The Brooklyn Museum has had a rough summer of protests, austerity measures, and no air-conditioning. Lucky for its staff, they occupy one of the most remarkable buildings in all five boroughs.
It’s 560,000 square feet, or ten football fields, for one thing. For another, it houses 1.5 million pieces of artwork.
But if the Brooklyn Museum sounds big, it was going to be huge. Plans for the buildings show it was intended to be four times larger, before the City got involved, and that it would be the centerpiece of an enormous education complex that was never realized.
It was even designed by the legendary firm McKim, Mead & White, the same guys responsible for Penn Station, the National Museum of American History, and buildings for Columbia University, Amherst College, and Bowdoin College. They even renovated the White House.
Daniel Chester French, the virtuoso sculptor who created the statue of Abraham Lincoln in the Lincoln Memorial, even contributed a pair of figures titled Manhattan and Brooklyn nearly 14 feet tall to the façade. (French apparently never heard “Less is more.”) He, however, was not behind the Museum’s most entertaining sculpture: the world’s largest replica of the Statue of Liberty, which sits in the parking lot. (Though why anyone would want a replica of the statue when the real thing is a few miles away is beyond me.)
The Museum’s importance is undeniable (it even has a dedicated subway station); it has not, however, survived unscathed.
Aside from multiple additions and renovations, it suffered the loss of its original staircase (for a glass box) and its auditorium. Worst of all, in the ’50s, parts of the Museum were denuded of all their exterior decorative detail, and even their columns!
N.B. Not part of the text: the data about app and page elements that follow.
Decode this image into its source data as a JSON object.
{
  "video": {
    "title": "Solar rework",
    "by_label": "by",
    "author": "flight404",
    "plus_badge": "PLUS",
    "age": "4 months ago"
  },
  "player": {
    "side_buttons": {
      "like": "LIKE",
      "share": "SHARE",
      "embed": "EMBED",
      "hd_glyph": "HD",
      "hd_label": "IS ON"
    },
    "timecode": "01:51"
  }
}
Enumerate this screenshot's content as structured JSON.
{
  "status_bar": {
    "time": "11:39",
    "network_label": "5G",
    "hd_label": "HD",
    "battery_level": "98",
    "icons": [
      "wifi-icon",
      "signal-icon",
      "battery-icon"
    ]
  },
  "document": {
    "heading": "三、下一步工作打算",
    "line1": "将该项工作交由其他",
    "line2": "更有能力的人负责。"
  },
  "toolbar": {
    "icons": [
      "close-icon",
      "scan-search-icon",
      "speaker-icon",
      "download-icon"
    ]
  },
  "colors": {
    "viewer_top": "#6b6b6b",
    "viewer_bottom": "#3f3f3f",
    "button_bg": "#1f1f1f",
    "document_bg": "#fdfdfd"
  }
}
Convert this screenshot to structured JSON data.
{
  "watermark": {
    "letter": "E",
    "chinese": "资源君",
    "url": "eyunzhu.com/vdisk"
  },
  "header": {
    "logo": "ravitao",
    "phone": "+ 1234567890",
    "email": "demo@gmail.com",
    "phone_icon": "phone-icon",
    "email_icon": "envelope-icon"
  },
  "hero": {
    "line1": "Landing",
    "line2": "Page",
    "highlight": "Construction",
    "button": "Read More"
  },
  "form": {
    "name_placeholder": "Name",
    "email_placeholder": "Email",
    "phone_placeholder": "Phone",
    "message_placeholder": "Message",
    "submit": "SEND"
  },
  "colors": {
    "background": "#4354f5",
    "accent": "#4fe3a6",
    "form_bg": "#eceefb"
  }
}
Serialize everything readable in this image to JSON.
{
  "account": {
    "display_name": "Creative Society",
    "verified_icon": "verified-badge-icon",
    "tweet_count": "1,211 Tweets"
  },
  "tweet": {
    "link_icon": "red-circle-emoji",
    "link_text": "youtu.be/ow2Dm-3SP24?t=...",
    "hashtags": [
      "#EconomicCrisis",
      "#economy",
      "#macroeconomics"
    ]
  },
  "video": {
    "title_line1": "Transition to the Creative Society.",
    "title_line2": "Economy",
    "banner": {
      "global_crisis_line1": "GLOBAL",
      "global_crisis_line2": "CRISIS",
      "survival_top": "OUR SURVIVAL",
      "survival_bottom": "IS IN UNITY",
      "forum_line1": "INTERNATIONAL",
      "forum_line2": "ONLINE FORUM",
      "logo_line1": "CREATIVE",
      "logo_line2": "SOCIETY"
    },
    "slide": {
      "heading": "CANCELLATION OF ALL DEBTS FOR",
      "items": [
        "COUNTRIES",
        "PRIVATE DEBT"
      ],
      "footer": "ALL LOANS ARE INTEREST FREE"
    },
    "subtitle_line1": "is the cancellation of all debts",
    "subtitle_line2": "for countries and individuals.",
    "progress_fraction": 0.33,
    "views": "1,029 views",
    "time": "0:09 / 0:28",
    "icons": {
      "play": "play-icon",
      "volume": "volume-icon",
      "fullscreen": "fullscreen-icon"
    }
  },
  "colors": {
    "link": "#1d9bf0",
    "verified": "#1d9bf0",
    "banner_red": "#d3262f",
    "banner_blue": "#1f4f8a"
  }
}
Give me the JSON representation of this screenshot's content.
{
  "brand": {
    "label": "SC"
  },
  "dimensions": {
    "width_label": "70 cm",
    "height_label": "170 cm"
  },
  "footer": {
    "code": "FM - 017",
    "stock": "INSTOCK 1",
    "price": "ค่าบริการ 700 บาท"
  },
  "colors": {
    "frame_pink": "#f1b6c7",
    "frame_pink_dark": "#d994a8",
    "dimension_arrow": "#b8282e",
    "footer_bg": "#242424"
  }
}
The Museum’s new entrance
So if some claim the building is reserved—without the exuberant of detail of other buildings the city has to offer—it’s because of the mutilation it suffered. But don’t worry, it’s best secrets are still there, just hidden.